## Records supplied
■ ■ ■ ■ ■
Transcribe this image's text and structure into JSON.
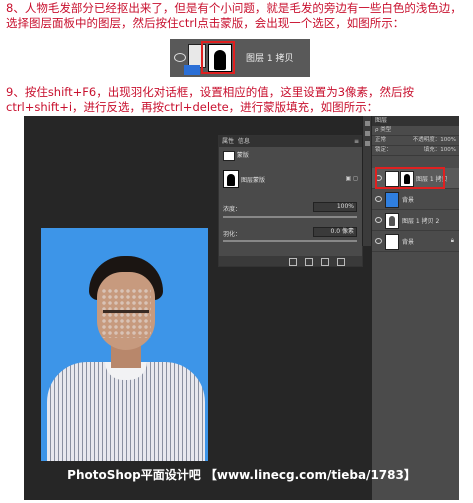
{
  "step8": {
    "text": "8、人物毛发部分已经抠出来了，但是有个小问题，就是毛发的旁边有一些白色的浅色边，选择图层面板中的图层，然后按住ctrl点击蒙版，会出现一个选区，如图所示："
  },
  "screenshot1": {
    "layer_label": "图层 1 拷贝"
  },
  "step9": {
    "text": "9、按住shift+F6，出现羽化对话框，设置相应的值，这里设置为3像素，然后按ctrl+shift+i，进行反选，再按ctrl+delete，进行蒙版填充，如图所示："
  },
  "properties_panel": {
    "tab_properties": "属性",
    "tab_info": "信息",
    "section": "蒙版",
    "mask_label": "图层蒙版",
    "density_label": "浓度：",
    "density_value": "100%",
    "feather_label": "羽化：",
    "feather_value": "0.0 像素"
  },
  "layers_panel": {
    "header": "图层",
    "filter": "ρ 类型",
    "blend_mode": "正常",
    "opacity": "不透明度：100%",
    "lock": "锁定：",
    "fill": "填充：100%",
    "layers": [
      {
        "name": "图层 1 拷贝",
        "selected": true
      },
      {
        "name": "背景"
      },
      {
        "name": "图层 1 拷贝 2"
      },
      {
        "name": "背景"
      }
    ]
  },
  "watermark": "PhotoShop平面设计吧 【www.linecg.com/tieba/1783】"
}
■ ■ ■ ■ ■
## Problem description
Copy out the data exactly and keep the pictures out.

## Final answer
Transcribe this image's text and structure into JSON.
{
  "step8": {
    "text": "8、人物毛发部分已经抠出来了，但是有个小问题，就是毛发的旁边有一些白色的浅色边，选择图层面板中的图层，然后按住ctrl点击蒙版，会出现一个选区，如图所示："
  },
  "screenshot1": {
    "layer_label": "图层 1 拷贝"
  },
  "step9": {
    "text": "9、按住shift+F6，出现羽化对话框，设置相应的值，这里设置为3像素，然后按ctrl+shift+i，进行反选，再按ctrl+delete，进行蒙版填充，如图所示："
  },
  "properties_panel": {
    "tab_properties": "属性",
    "tab_info": "信息",
    "section": "蒙版",
    "mask_label": "图层蒙版",
    "density_label": "浓度：",
    "density_value": "100%",
    "feather_label": "羽化：",
    "feather_value": "0.0 像素"
  },
  "layers_panel": {
    "header": "图层",
    "filter": "ρ 类型",
    "blend_mode": "正常",
    "opacity": "不透明度：100%",
    "lock": "锁定：",
    "fill": "填充：100%",
    "layers": [
      {
        "name": "图层 1 拷贝",
        "selected": true
      },
      {
        "name": "背景"
      },
      {
        "name": "图层 1 拷贝 2"
      },
      {
        "name": "背景"
      }
    ]
  },
  "watermark": "PhotoShop平面设计吧 【www.linecg.com/tieba/1783】"
}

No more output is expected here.